how to apply other standards like “primal-dual” and “local

search”. While the progress has gone through many complicated

solutions, the end result is a good understanding of the problem with

a multiplicity of simple solutions with good approximation factors,

not to far from the lower bounds. That’s a good theory story.

A great non-trivial concept story is that of NP-completeness which has

spread far outside our our own community. What makes this story

particularly interesting is that NP-completeness is NOT a simple

concept. It is quite hard to explain what NP-completeness really means

to an outsider. However, the theory community managed to prove the

that all kinds of relevant problems were NP-complete, demonstrating

the ubiquity of the concept. It is this hard earned demonstrated power

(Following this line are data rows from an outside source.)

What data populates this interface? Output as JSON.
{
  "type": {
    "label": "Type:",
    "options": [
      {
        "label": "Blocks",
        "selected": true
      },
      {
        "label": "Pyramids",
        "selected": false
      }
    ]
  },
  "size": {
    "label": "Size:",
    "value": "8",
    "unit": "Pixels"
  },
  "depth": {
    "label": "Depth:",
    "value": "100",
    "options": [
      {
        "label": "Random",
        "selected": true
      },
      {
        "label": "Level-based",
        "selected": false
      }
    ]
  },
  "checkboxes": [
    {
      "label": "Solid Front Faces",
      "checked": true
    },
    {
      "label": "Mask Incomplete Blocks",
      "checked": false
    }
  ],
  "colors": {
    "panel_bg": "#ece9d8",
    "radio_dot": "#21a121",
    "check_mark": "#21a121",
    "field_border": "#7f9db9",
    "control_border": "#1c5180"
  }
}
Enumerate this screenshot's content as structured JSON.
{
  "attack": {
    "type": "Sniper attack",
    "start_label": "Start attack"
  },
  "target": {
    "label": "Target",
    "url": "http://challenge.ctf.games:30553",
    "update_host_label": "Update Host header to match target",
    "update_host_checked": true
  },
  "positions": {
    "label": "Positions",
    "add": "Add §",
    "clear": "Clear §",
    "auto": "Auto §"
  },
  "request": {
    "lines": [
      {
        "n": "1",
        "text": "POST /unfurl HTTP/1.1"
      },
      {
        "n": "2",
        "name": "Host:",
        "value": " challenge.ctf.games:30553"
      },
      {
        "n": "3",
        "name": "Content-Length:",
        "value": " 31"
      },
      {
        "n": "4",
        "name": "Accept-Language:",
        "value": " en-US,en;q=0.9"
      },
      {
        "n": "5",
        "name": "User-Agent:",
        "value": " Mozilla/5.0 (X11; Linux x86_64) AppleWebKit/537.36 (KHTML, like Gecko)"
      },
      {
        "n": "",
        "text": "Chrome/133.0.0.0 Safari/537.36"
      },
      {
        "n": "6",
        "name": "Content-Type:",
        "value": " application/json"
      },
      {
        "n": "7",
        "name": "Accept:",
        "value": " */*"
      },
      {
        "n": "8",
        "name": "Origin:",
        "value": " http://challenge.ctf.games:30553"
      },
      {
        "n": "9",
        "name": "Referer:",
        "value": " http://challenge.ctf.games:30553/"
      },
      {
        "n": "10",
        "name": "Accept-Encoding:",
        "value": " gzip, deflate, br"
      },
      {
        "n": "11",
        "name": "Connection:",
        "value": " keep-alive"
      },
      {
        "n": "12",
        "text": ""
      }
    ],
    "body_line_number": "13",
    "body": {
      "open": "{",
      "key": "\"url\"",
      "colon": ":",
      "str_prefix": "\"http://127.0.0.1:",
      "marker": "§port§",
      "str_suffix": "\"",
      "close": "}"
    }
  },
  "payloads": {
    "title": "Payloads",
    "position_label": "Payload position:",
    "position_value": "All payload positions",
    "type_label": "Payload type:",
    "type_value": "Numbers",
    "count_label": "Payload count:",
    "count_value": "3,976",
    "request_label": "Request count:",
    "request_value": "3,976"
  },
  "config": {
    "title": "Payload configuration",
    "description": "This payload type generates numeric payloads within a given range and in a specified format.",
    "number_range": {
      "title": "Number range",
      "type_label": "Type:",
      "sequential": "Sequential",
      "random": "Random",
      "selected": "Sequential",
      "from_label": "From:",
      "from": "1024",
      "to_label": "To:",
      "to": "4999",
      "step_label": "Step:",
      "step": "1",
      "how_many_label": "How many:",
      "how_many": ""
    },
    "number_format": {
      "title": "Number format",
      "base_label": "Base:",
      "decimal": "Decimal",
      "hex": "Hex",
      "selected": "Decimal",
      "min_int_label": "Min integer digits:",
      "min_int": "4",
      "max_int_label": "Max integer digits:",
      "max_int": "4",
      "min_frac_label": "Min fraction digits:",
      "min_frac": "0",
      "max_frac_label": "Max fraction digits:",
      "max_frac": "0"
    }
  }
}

that has carried NP-completeness out to the rest of the world. Looking

at neighboring physics, we see plenty of hard to grasp concepts of

amazing power.

What I am trying to say is that I think the good theory stories are

those who involve substantial amounts of work, eventually converging

on a deeper understanding, possibly even finding simple solutions when things have been properly digested. That’s what makes me proud to be a theoretician.

I think it is fine to have some slots at STOC/FOCS devoted to new problems and models broadening the field, but not at a rate that sacrifices the depth of our field. If we aim at a depth

of d (#papers per problem), then generally speaking, we should

only have a fraction 1/d of the slots devoted to such starters. I prefer d>2.

That was the joy of the Artificial Intelligence conferences (AAAI and IJCAI) of the 1970s, the Artificial Life conferences at the Santa Fe Institute, the invitation-only Hackers conferences in Silicon Valley, and the International Conference on Complex Systems series run by NECSI.

In fact, dipping back further, that’s how Cybernetics and Artificial Intelligence were born as disciplines.

Or maybe better to consider early meetings of The Royal Society.

Let Aleph-null flowers bloom!

]]>Also, I agree with Paul: incrementality is the way to go, no point rocking the boat too much.

]]>The TCS field is already mature, diverse and large to consider dropping the conference proceeding system and move on to a multicultural

structure without an authoritative fashionable bi-yearly meetings, as in math, physics and I guess other fields. ]]>